"Away from the block, Lawal remains limited. He rarely attempts a jump-shot, taking less than one per game according to our data. He has improved from the foul line, upping his percentages more than 10% from last season. Continuing to improve his range will be a key for him as he moves forward in his career."
So the Suns go with a pretty raw, big bodied guy who can't shoot free throws. I'll admit, I know nothing about Gani, but he looks to me to be a guy who could be a beast, a defensive specialist. But he came out of GT early, and with his deficiencies....Well Gani, enjoy the D-League if you get that far, welcome to Planet Orange.
According to Chad Ford, Collins has the largest differential between wingspan (7' 4") and height. He also has the largest hands I've ever personally seen. Bigger than Amare's and probably as big as Shaq's. He said they measure roughly 10 inches from thumb to pinky and about about 9.5 from palm to tip of middle finger. His standing reach is 9' 1.5". For comparison, DeJuan Blair's standing reach is 8' 10.5" and Lou Amundson is 8' 7.5".
Todd Quinter calls him a physical paint player, a good rebounder and post defender with underdeveloped offensive skills. He loves to attack the rim and dunk the ball. He sees himself as a Ben Wallace-type player who takes pride in defense and rebounding, though there are some questions about his motor.
Collins had his knee scoped on June 18th to repair a slightly torn meniscus. He thinks he will be ready to play in the latter part of Vegas Summer League (mid-July). He was in Phoenix for interviews and meet-and-greets. Before having his knee scoped, he worked out for New Jersey, New York, Miami, and Oklahoma and expects to be drafted in the middle of the second round.
At 6’8 with a chiseled 232-pound frame, Collins has adequate height for an NBA power forward, but is severely undersized for his natural position of center. He is able to compensate somewhat with a tremendous wingspan (rumored to be 7’3), terrific frame and solid athleticism. Though he does not possess elite explosiveness or quickness, he is clearly above average and has the length and aggressiveness to compete at the next level.

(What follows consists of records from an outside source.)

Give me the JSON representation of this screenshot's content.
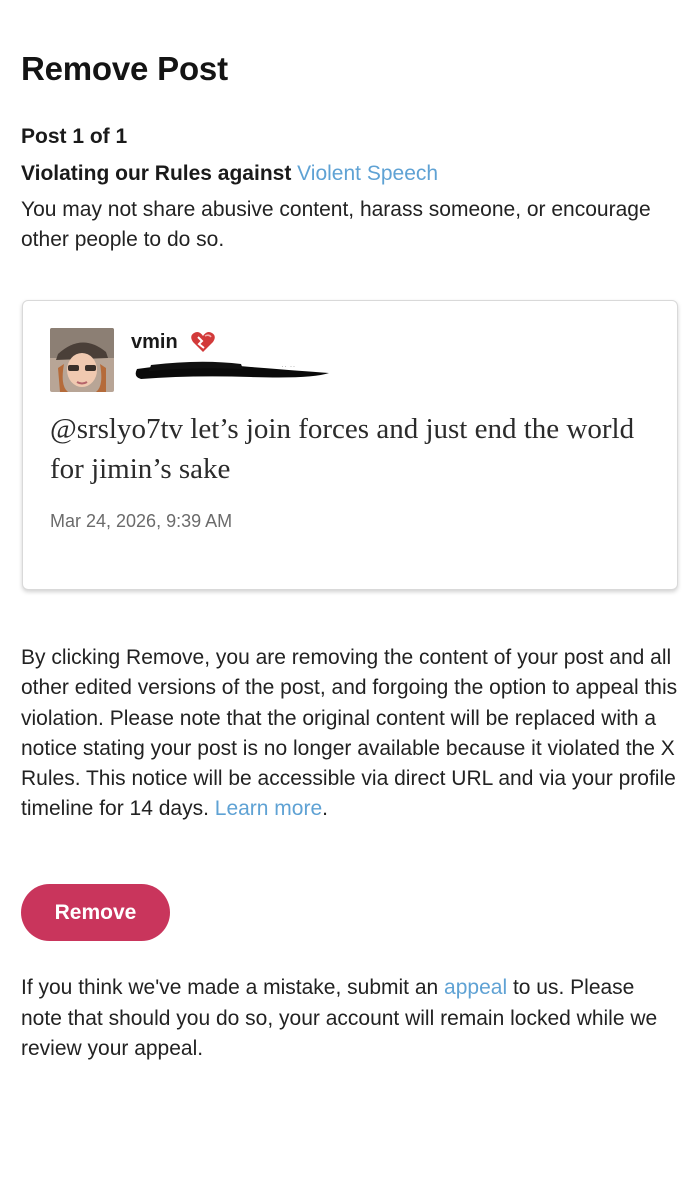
{
  "header": {
    "title": "Remove Post"
  },
  "violation": {
    "post_count": "Post 1 of 1",
    "rule_prefix": "Violating our Rules against ",
    "rule_link": "Violent Speech",
    "rule_description": "You may not share abusive content, harass someone, or encourage other people to do so."
  },
  "post": {
    "username": "vmin",
    "handle_redacted": true,
    "text": "@srslyo7tv let’s join forces and just end the world for jimin’s sake",
    "timestamp": "Mar 24, 2026, 9:39 AM"
  },
  "notice": {
    "text": "By clicking Remove, you are removing the content of your post and all other edited versions of the post, and forgoing the option to appeal this violation. Please note that the original content will be replaced with a notice stating your post is no longer available because it violated the X Rules. This notice will be accessible via direct URL and via your profile timeline for 14 days. ",
    "learn_more": "Learn more",
    "suffix": "."
  },
  "actions": {
    "remove_label": "Remove"
  },
  "appeal": {
    "prefix": "If you think we've made a mistake, submit an ",
    "link": "appeal",
    "suffix": " to us. Please note that should you do so, your account will remain locked while we review your appeal."
  },
  "colors": {
    "link": "#5fa2d4",
    "remove_button": "#c9355c",
    "text": "#222222"
  },
  "icons": [
    "avatar",
    "heart-icon",
    "redaction-scribble"
  ]
}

On the offensive end, Collins has progressed slowly throughout his time at Miami, even if he still has a raw post game. He shows average footwork but looks more comfortable receiving the ball with his back to the basket these days, able to resort to a drop-step, a variety of hook shots, and even, at times, a turnaround jump shot. He is shooting a spectacular 60.4% from the field, which ranks him tenth among prospects in our database. This is indicative of the excellent position he’s often able to establish around the basket, as well as his very good finishing ability. Similarly, he continues to get to the line at a nice rate, averaging 8.9 free throw attempts per 40 minutes pace adjusted and ranking in the top 20 of our database in free throw attempts per possession, even if he shoots just 56.9% from the line.

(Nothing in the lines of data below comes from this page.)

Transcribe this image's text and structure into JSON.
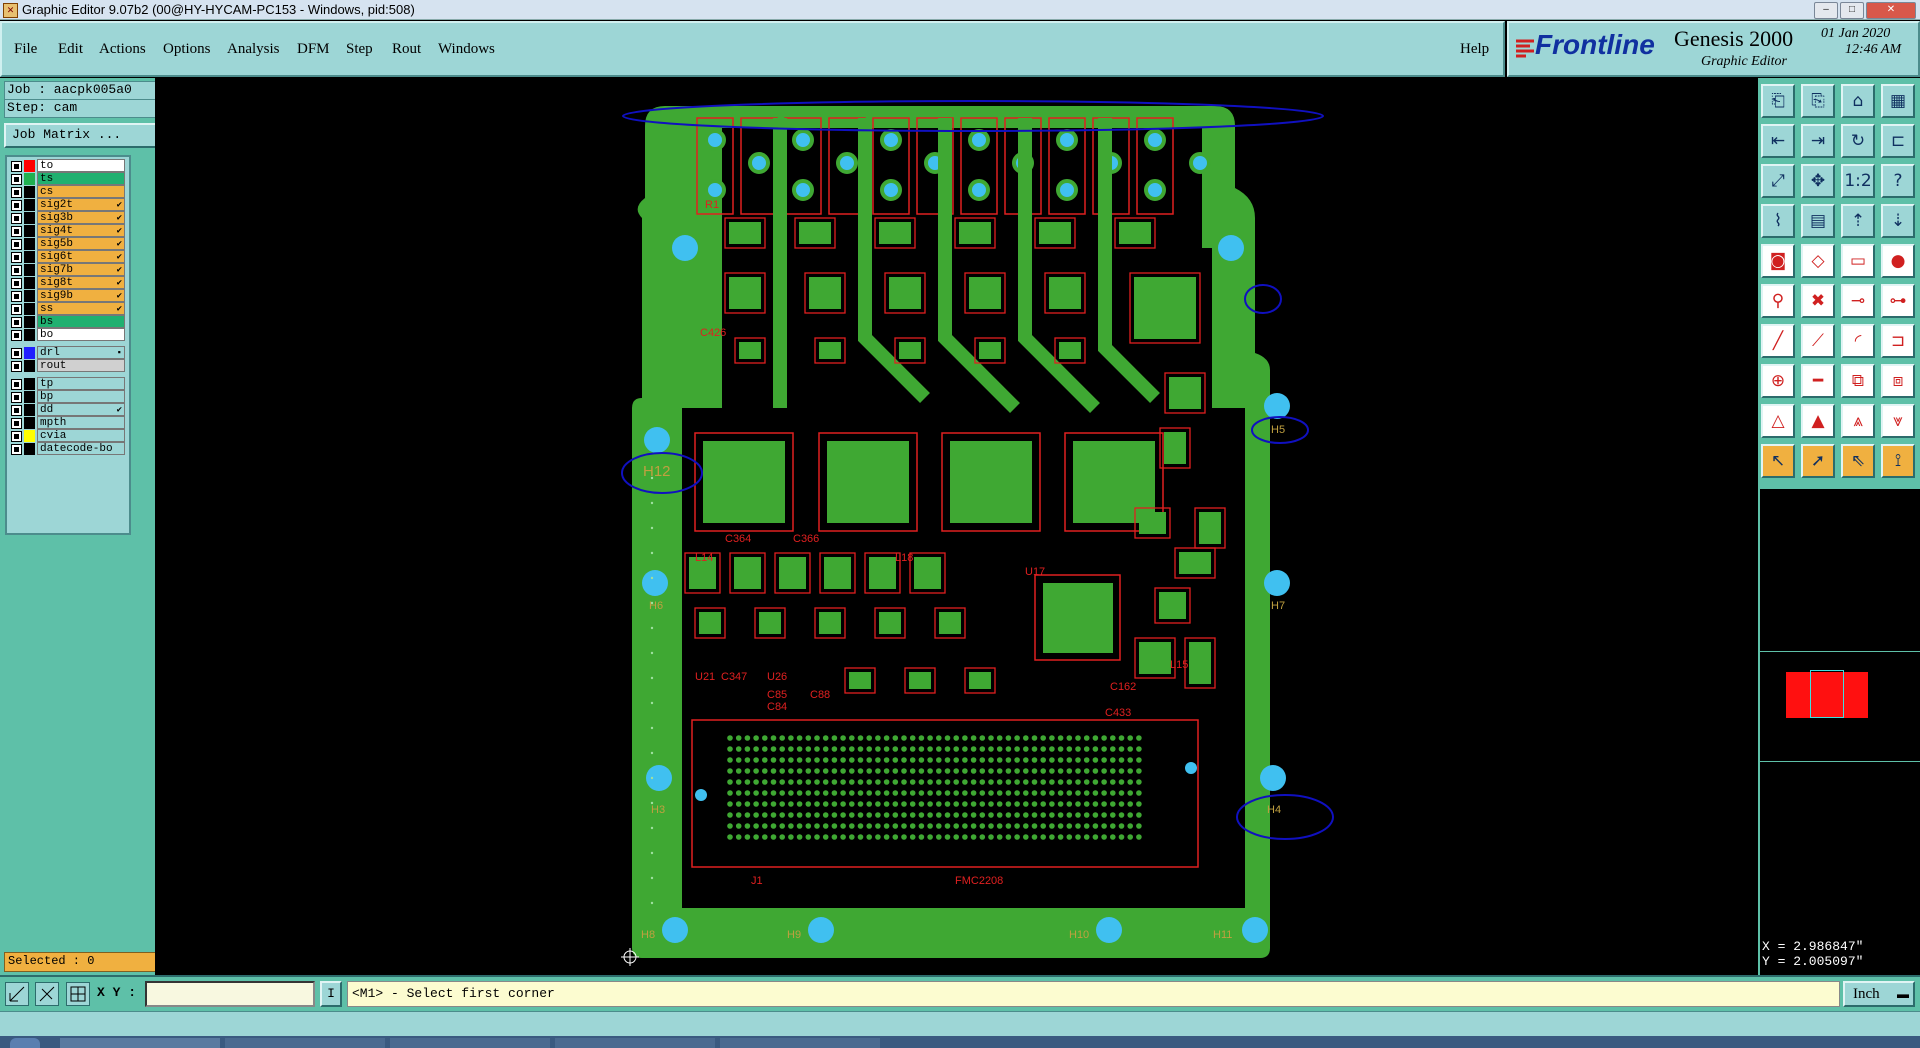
{
  "window": {
    "title": "Graphic Editor 9.07b2 (00@HY-HYCAM-PC153 - Windows, pid:508)",
    "controls": [
      "–",
      "□",
      "✕"
    ]
  },
  "menu": {
    "items": [
      "File",
      "Edit",
      "Actions",
      "Options",
      "Analysis",
      "DFM",
      "Step",
      "Rout",
      "Windows"
    ],
    "help": "Help"
  },
  "brand": {
    "logo": "Frontline",
    "product": "Genesis 2000",
    "subtitle": "Graphic Editor",
    "date": "01 Jan 2020",
    "time": "12:46 AM"
  },
  "job": {
    "job_line": "Job : aacpk005a0",
    "step_line": "Step: cam",
    "matrix_button": "Job Matrix ..."
  },
  "layers": [
    {
      "name": "to",
      "swatch": "#ff0000",
      "bg": "#ffffff",
      "mark": ""
    },
    {
      "name": "ts",
      "swatch": "#20b050",
      "bg": "#20b070",
      "mark": ""
    },
    {
      "name": "cs",
      "swatch": "#000000",
      "bg": "#f0b040",
      "mark": ""
    },
    {
      "name": "sig2t",
      "swatch": "#000000",
      "bg": "#f0b040",
      "mark": "✔"
    },
    {
      "name": "sig3b",
      "swatch": "#000000",
      "bg": "#f0b040",
      "mark": "✔"
    },
    {
      "name": "sig4t",
      "swatch": "#000000",
      "bg": "#f0b040",
      "mark": "✔"
    },
    {
      "name": "sig5b",
      "swatch": "#000000",
      "bg": "#f0b040",
      "mark": "✔"
    },
    {
      "name": "sig6t",
      "swatch": "#000000",
      "bg": "#f0b040",
      "mark": "✔"
    },
    {
      "name": "sig7b",
      "swatch": "#000000",
      "bg": "#f0b040",
      "mark": "✔"
    },
    {
      "name": "sig8t",
      "swatch": "#000000",
      "bg": "#f0b040",
      "mark": "✔"
    },
    {
      "name": "sig9b",
      "swatch": "#000000",
      "bg": "#f0b040",
      "mark": "✔"
    },
    {
      "name": "ss",
      "swatch": "#000000",
      "bg": "#f0b040",
      "mark": "✔"
    },
    {
      "name": "bs",
      "swatch": "#000000",
      "bg": "#20b070",
      "mark": ""
    },
    {
      "name": "bo",
      "swatch": "#000000",
      "bg": "#ffffff",
      "mark": ""
    },
    {
      "name": "drl",
      "swatch": "#2020ff",
      "bg": "#9dd6d6",
      "mark": "▪"
    },
    {
      "name": "rout",
      "swatch": "#000000",
      "bg": "#d0d0d0",
      "mark": ""
    },
    {
      "name": "tp",
      "swatch": "#000000",
      "bg": "#9dd6d6",
      "mark": ""
    },
    {
      "name": "bp",
      "swatch": "#000000",
      "bg": "#9dd6d6",
      "mark": ""
    },
    {
      "name": "dd",
      "swatch": "#000000",
      "bg": "#9dd6d6",
      "mark": "✔"
    },
    {
      "name": "mpth",
      "swatch": "#000000",
      "bg": "#9dd6d6",
      "mark": ""
    },
    {
      "name": "cvia",
      "swatch": "#ffff00",
      "bg": "#9dd6d6",
      "mark": ""
    },
    {
      "name": "datecode-bo",
      "swatch": "#000000",
      "bg": "#9dd6d6",
      "mark": ""
    }
  ],
  "selected": "Selected : 0",
  "board_labels": {
    "holes": [
      "H12",
      "H5",
      "H6",
      "H7",
      "H3",
      "H4",
      "H8",
      "H9",
      "H10",
      "H11"
    ],
    "parts": [
      "C364",
      "C366",
      "L14",
      "L18",
      "U21",
      "C347",
      "U26",
      "U17",
      "C85",
      "C84",
      "C88",
      "L15",
      "C162",
      "C433",
      "J1",
      "FMC2208",
      "C426",
      "R1"
    ]
  },
  "coords": {
    "x": "X = 2.986847\"",
    "y": "Y = 2.005097\""
  },
  "bottom": {
    "xy_label": "X Y :",
    "xy_value": "",
    "cursor_button": "I",
    "prompt": "<M1> - Select first corner",
    "units": "Inch"
  },
  "colors": {
    "board": "#3fa833",
    "copper_outline": "#e02020",
    "pad": "#40c0f0",
    "annotation": "#1010c0",
    "panel": "#5ec0a8",
    "menubar": "#9dd6d6"
  }
}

As you probably heard, Robert Sarver was on KTAR bravely speaking to callers and otherwise defending and or explaining the recent front office developments among other Suns issues. As Sarver and Co. prepare for a formal offer to Amare next week, Bob had this to say about the max contract issue:
"When you look at who your highest paid player on your team is going to be and you look at a long term contract and you're looking at - now I've given Amare a max contract before, he already had a max contract before, he's finishing that up. I think when you look at a second max contract for a player you need to look at ability on the court, you need to look at leadership and you need to look at health and all those things play a factor. And so, I am prepared to give Amare a max contract, it's going to be a question of for how long. I think that's the biggest issue to be honest with you."

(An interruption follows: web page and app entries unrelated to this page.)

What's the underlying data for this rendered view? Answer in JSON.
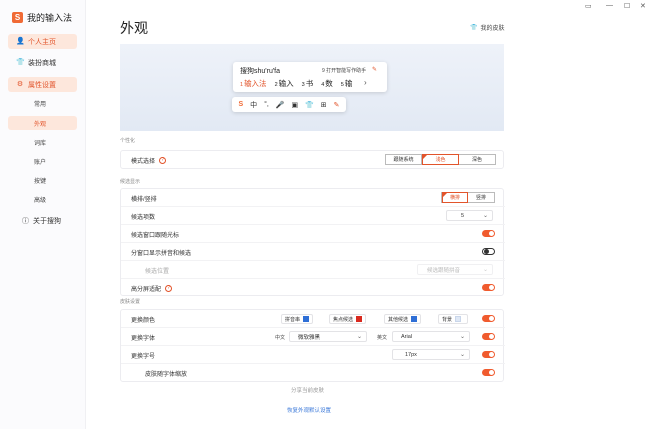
{
  "app": {
    "title": "我的输入法",
    "logo": "S"
  },
  "nav": {
    "profile": "个人主页",
    "store": "装扮商城",
    "settings": "属性设置",
    "sub": [
      "常用",
      "外观",
      "词库",
      "账户",
      "按键",
      "高级"
    ],
    "about": "关于搜狗"
  },
  "window": {
    "controls": [
      "▭",
      "—",
      "☐",
      "✕"
    ]
  },
  "page": {
    "title": "外观",
    "my_skin": "我的皮肤"
  },
  "preview": {
    "code": "搜狗shu'ru'fa",
    "tip": "9 打开智能写作助手",
    "candidates": [
      {
        "num": "1",
        "text": "输入法"
      },
      {
        "num": "2",
        "text": "输入"
      },
      {
        "num": "3",
        "text": "书"
      },
      {
        "num": "4",
        "text": "数"
      },
      {
        "num": "5",
        "text": "输"
      }
    ],
    "more": "›",
    "toolbar": [
      "S",
      "中",
      "°,",
      "🎤",
      "▣",
      "👕",
      "⊞",
      "✎"
    ]
  },
  "sections": {
    "personal": "个性化",
    "candidate": "候选显示",
    "skin": "皮肤设置"
  },
  "mode": {
    "label": "模式选择",
    "options": [
      "跟随系统",
      "浅色",
      "深色"
    ],
    "selected": "浅色"
  },
  "candidate": {
    "layout_label": "横排/竖排",
    "layout_options": [
      "横排",
      "竖排"
    ],
    "layout_selected": "横排",
    "count_label": "候选项数",
    "count_value": "5",
    "follow_label": "候选窗口跟随光标",
    "split_label": "分窗口显示拼音和候选",
    "position_label": "候选位置",
    "position_value": "候选跟随拼音",
    "hires_label": "高分屏适配"
  },
  "skin": {
    "color_label": "更换颜色",
    "chips": [
      {
        "label": "拼音串",
        "color": "#2f6fd6"
      },
      {
        "label": "焦点候选",
        "color": "#d92a1f"
      },
      {
        "label": "其他候选",
        "color": "#2f6fd6"
      },
      {
        "label": "背景",
        "color": "#dfe8f5"
      }
    ],
    "font_label": "更换字体",
    "cn_prefix": "中文",
    "cn_font": "微软雅黑",
    "en_prefix": "英文",
    "en_font": "Arial",
    "size_label": "更换字号",
    "size_value": "17px",
    "scale_label": "皮肤随字体缩放"
  },
  "footer": {
    "share": "分享当前皮肤",
    "restore": "恢复外观默认设置"
  },
  "colors": {
    "accent": "#f05b2e",
    "link": "#3a78d9"
  }
}
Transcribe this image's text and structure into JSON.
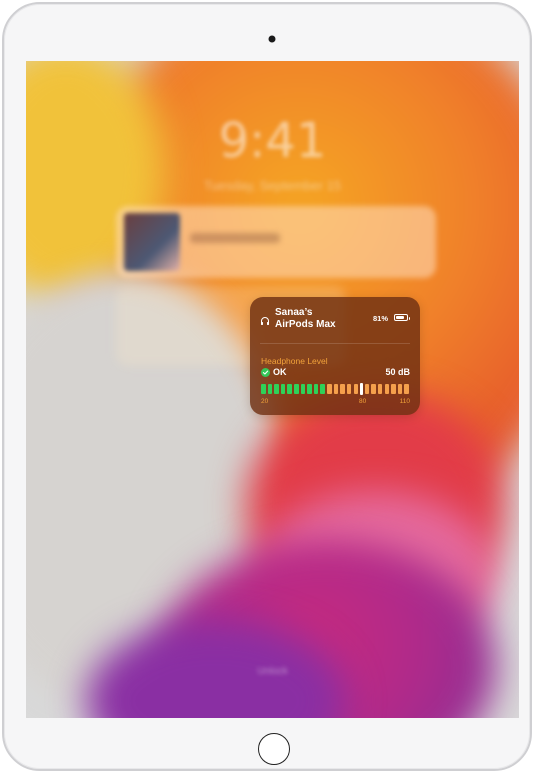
{
  "lock_screen": {
    "time": "9:41",
    "date": "Tuesday, September 15",
    "bottom_hint": "Unlock"
  },
  "now_playing": {
    "title": "Blurred Song Title"
  },
  "headphone_card": {
    "device_name_line1": "Sanaa’s",
    "device_name_line2": "AirPods Max",
    "battery_percent_text": "81%",
    "battery_level": 0.81,
    "section_title": "Headphone Level",
    "status_label": "OK",
    "decibel_value": "50 dB",
    "meter": {
      "total_segments": 22,
      "green_segments": 10,
      "marker_after_segment": 15
    },
    "scale_ticks": [
      {
        "label": "20"
      },
      {
        "label": "80"
      },
      {
        "label": "110"
      }
    ]
  },
  "colors": {
    "accent_orange": "#f2a23a",
    "ok_green": "#34c759",
    "card_bg": "#6e3012"
  },
  "icons": {
    "headphones": "headphones-icon",
    "check": "check-circle-icon",
    "battery": "battery-icon"
  }
}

So, if you believe his words, Sarver is prepared to go the max money route. Obviously, the issue is how far does he want to go. What do you all think?